### DATA IN THIS EXERCISE

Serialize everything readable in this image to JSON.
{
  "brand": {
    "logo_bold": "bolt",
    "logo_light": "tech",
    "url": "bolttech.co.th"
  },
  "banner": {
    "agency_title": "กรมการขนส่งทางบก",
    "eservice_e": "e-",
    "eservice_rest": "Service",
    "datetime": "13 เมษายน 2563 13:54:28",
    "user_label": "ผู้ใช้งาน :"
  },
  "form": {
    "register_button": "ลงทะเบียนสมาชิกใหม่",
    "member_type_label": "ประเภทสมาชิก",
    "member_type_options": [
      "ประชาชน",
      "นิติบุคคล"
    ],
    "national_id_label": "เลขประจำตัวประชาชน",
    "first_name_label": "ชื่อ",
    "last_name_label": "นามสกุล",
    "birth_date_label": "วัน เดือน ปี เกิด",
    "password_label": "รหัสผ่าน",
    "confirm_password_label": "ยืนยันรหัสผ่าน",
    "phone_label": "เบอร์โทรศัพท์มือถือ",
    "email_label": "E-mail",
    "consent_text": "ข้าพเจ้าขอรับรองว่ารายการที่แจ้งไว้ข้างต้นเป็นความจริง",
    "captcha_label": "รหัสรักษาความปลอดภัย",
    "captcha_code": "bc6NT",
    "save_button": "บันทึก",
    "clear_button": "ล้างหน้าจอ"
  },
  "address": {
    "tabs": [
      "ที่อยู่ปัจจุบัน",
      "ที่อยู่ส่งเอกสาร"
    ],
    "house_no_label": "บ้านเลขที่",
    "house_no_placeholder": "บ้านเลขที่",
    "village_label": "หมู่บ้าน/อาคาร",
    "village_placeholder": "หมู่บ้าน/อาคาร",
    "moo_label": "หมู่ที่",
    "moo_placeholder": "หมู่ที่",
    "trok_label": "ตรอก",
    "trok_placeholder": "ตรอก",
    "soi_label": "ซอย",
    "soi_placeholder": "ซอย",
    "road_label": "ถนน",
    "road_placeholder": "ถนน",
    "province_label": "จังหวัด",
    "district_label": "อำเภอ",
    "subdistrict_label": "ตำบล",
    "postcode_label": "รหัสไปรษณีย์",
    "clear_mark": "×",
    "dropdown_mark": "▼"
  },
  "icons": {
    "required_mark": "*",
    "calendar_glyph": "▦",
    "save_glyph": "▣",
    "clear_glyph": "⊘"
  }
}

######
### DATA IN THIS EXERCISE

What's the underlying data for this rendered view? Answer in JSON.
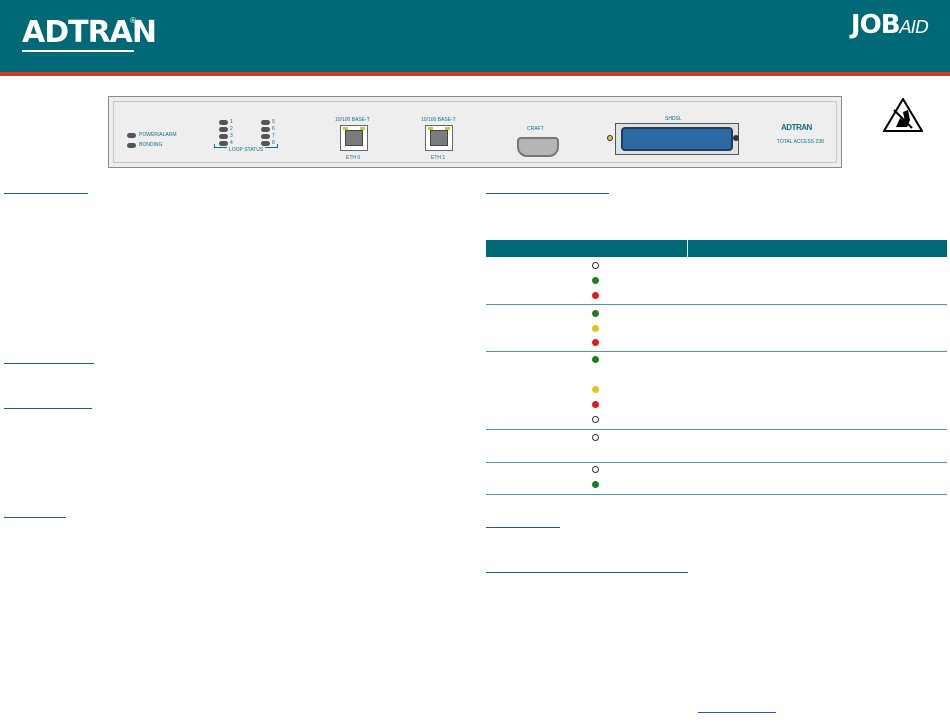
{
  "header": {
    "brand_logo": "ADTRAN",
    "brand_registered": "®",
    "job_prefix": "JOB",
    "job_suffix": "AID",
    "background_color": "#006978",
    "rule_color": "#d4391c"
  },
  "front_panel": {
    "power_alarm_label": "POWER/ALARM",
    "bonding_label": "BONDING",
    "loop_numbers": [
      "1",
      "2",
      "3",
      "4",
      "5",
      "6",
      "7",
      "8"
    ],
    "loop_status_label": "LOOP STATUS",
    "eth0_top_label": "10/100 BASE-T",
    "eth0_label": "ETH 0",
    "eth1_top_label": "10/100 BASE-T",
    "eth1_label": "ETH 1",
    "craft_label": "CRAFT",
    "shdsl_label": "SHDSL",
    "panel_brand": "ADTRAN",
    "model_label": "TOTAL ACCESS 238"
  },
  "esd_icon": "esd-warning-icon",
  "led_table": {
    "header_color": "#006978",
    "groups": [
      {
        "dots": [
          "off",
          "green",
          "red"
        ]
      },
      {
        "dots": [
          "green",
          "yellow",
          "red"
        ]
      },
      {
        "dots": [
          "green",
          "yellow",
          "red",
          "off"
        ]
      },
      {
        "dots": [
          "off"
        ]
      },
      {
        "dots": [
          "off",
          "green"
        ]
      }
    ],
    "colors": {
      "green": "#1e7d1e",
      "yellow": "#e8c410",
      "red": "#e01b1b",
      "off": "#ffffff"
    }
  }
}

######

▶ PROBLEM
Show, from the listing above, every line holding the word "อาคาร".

▶ RESULT OF THE TASK
    "village_label": "หมู่บ้าน/อาคาร",
    "village_placeholder": "หมู่บ้าน/อาคาร",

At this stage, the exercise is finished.